• Genistein;
  • Cytotoxicity;
  • Apoptosis;
  • Thiol groups


Genistein is one of the naturally occurring isoflavones present in plants such as soybeans and is commonly found in a variety of human foods. A number of studies indicated that this class of compounds exerts anticancerogenic and antimutagenic effects in various in vitro systems and in vivo animal models. We studied the effects of genistein on NIH 3T3 cells in in vitro models. The isoflavone genistein has been identified as having antiproliferative and apoptotic effects on various malignant cell types derived from solid tumors. Therefore, the cytotoxic and apoptotic properties of this compound were studied by MTT assay and Hoechst 33258/propidium iodide staining technique. The morphological changes of cells were examined in inverted fluorescent microscope. The oxidation of protein thiol groups and thiobarbituric-acid-reactive species (TBARS) was also determined. The cells were exposed to different concentrations of genistein (0–90 μM) after 24 h of incubation. The results revealed that genistein in concentrations higher than 20 μM significantly reduced cell viability, caused cell morphological changes and induced apoptotic and necrotic cell death.
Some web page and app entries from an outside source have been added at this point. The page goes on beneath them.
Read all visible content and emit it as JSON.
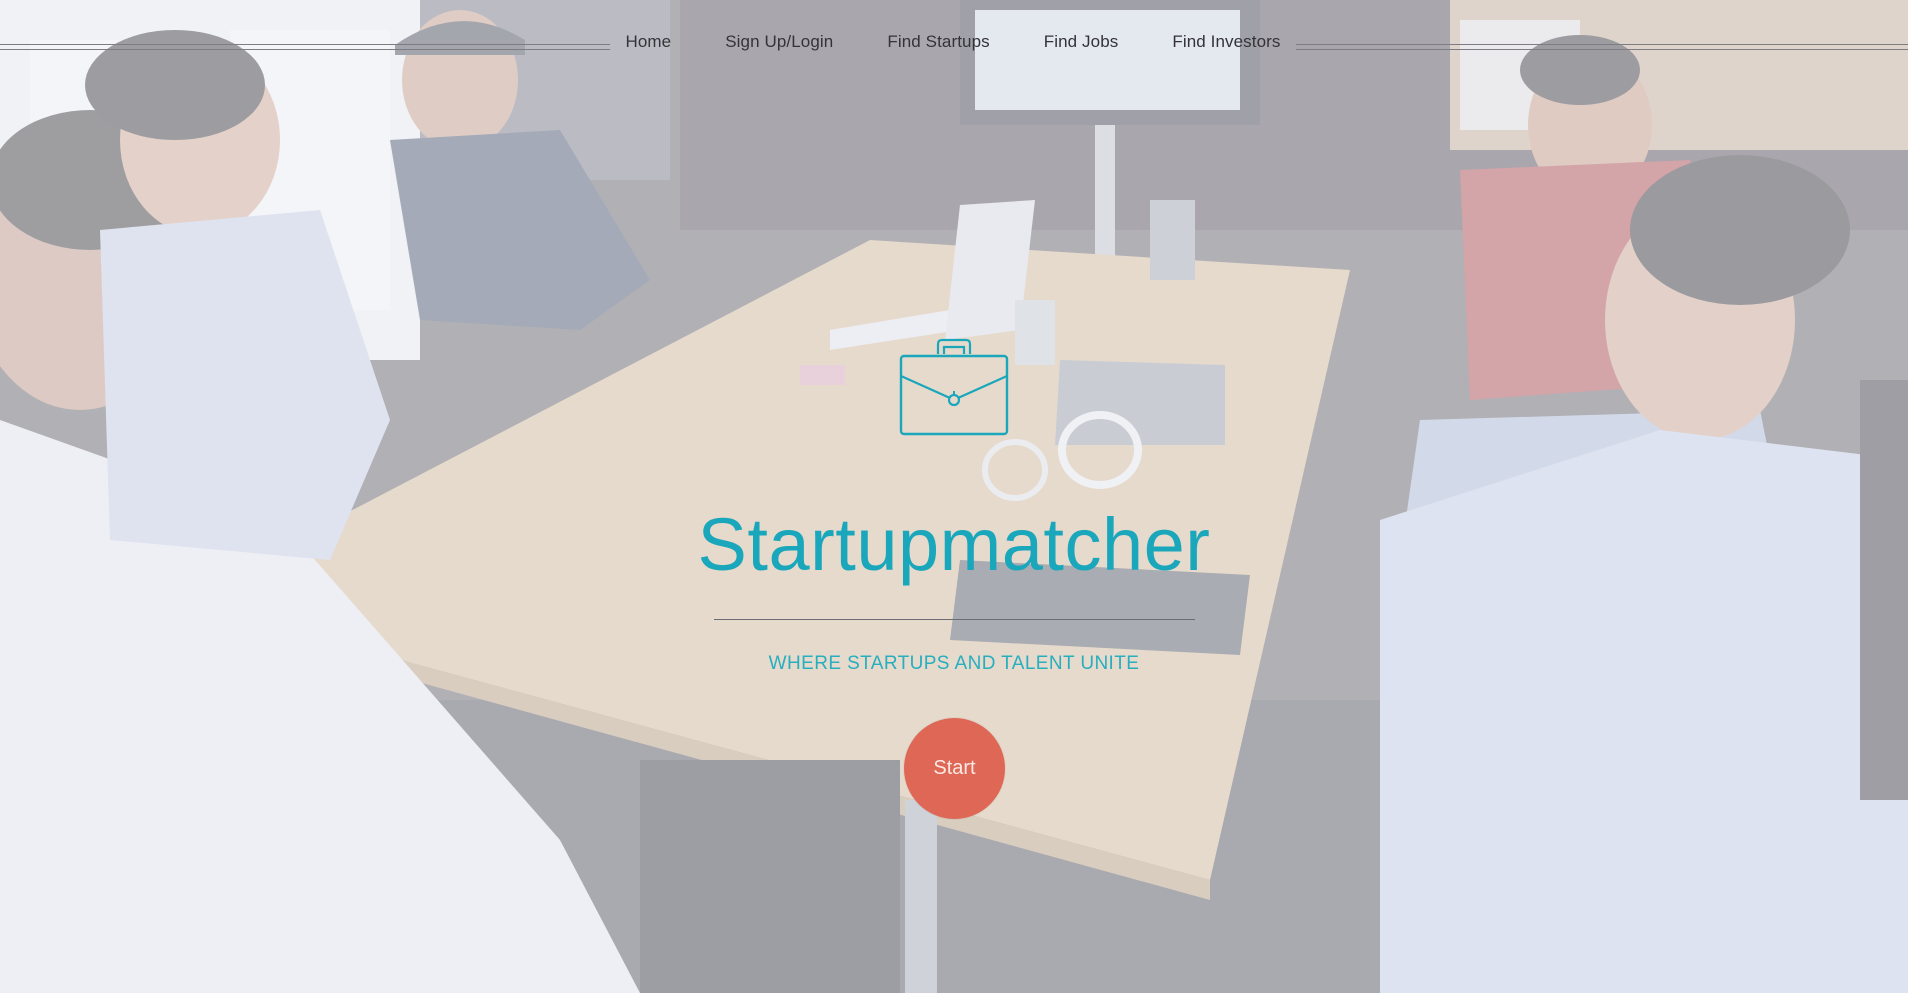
{
  "nav": {
    "items": [
      {
        "label": "Home"
      },
      {
        "label": "Sign Up/Login"
      },
      {
        "label": "Find Startups"
      },
      {
        "label": "Find Jobs"
      },
      {
        "label": "Find Investors"
      }
    ]
  },
  "hero": {
    "icon": "briefcase-icon",
    "title": "Startupmatcher",
    "tagline": "WHERE STARTUPS AND TALENT UNITE",
    "start_label": "Start"
  },
  "colors": {
    "accent": "#1aa7bb",
    "button": "#df6756",
    "nav_text": "#333338"
  }
}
Oxidative modification of protein increased in the cells exposed to genistein in a dose- and time-dependent manner. In conclusion, our preliminary in vitro studies demonstrate the damaging effects of genistein on the mouse embryonic fibroblast cell line.